Task instructions :: Every entry is to be written out word for word.

Data in this exercise ::

===

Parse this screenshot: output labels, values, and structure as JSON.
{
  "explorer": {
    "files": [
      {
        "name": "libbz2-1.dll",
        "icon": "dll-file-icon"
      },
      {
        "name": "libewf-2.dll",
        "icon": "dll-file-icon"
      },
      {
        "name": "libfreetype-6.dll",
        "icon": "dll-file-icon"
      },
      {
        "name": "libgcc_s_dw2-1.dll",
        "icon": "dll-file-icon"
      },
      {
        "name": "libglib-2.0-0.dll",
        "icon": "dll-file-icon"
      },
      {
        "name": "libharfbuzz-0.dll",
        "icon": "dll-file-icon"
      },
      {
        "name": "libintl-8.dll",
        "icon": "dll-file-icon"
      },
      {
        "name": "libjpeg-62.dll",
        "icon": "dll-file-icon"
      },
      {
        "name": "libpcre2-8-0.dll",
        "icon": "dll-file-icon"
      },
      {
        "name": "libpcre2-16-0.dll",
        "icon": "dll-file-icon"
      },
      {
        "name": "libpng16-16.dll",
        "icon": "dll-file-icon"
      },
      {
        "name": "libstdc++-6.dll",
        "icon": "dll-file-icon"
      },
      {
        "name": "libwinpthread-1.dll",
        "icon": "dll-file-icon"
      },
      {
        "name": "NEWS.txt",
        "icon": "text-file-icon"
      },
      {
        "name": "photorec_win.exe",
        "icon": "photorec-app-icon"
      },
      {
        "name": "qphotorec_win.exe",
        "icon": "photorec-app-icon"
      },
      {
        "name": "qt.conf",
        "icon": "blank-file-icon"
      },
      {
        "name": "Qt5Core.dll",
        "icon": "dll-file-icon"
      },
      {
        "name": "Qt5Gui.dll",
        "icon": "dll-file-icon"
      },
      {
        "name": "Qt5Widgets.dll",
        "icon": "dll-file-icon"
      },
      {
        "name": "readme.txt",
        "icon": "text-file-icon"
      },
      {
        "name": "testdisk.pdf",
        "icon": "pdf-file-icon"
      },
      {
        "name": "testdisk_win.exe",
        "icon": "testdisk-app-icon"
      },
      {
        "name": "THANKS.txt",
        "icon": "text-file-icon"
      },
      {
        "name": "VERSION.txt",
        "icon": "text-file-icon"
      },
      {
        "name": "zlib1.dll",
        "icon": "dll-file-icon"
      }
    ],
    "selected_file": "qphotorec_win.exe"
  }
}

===

Answer to this task ::
Parse this screenshot: output labels, values, and structure as JSON.
{
  "explorer": {
    "files": [
      {
        "name": "libbz2-1.dll",
        "icon": "dll-file-icon"
      },
      {
        "name": "libewf-2.dll",
        "icon": "dll-file-icon"
      },
      {
        "name": "libfreetype-6.dll",
        "icon": "dll-file-icon"
      },
      {
        "name": "libgcc_s_dw2-1.dll",
        "icon": "dll-file-icon"
      },
      {
        "name": "libglib-2.0-0.dll",
        "icon": "dll-file-icon"
      },
      {
        "name": "libharfbuzz-0.dll",
        "icon": "dll-file-icon"
      },
      {
        "name": "libintl-8.dll",
        "icon": "dll-file-icon"
      },
      {
        "name": "libjpeg-62.dll",
        "icon": "dll-file-icon"
      },
      {
        "name": "libpcre2-8-0.dll",
        "icon": "dll-file-icon"
      },
      {
        "name": "libpcre2-16-0.dll",
        "icon": "dll-file-icon"
      },
      {
        "name": "libpng16-16.dll",
        "icon": "dll-file-icon"
      },
      {
        "name": "libstdc++-6.dll",
        "icon": "dll-file-icon"
      },
      {
        "name": "libwinpthread-1.dll",
        "icon": "dll-file-icon"
      },
      {
        "name": "NEWS.txt",
        "icon": "text-file-icon"
      },
      {
        "name": "photorec_win.exe",
        "icon": "photorec-app-icon"
      },
      {
        "name": "qphotorec_win.exe",
        "icon": "photorec-app-icon"
      },
      {
        "name": "qt.conf",
        "icon": "blank-file-icon"
      },
      {
        "name": "Qt5Core.dll",
        "icon": "dll-file-icon"
      },
      {
        "name": "Qt5Gui.dll",
        "icon": "dll-file-icon"
      },
      {
        "name": "Qt5Widgets.dll",
        "icon": "dll-file-icon"
      },
      {
        "name": "readme.txt",
        "icon": "text-file-icon"
      },
      {
        "name": "testdisk.pdf",
        "icon": "pdf-file-icon"
      },
      {
        "name": "testdisk_win.exe",
        "icon": "testdisk-app-icon"
      },
      {
        "name": "THANKS.txt",
        "icon": "text-file-icon"
      },
      {
        "name": "VERSION.txt",
        "icon": "text-file-icon"
      },
      {
        "name": "zlib1.dll",
        "icon": "dll-file-icon"
      }
    ],
    "selected_file": "qphotorec_win.exe"
  }
}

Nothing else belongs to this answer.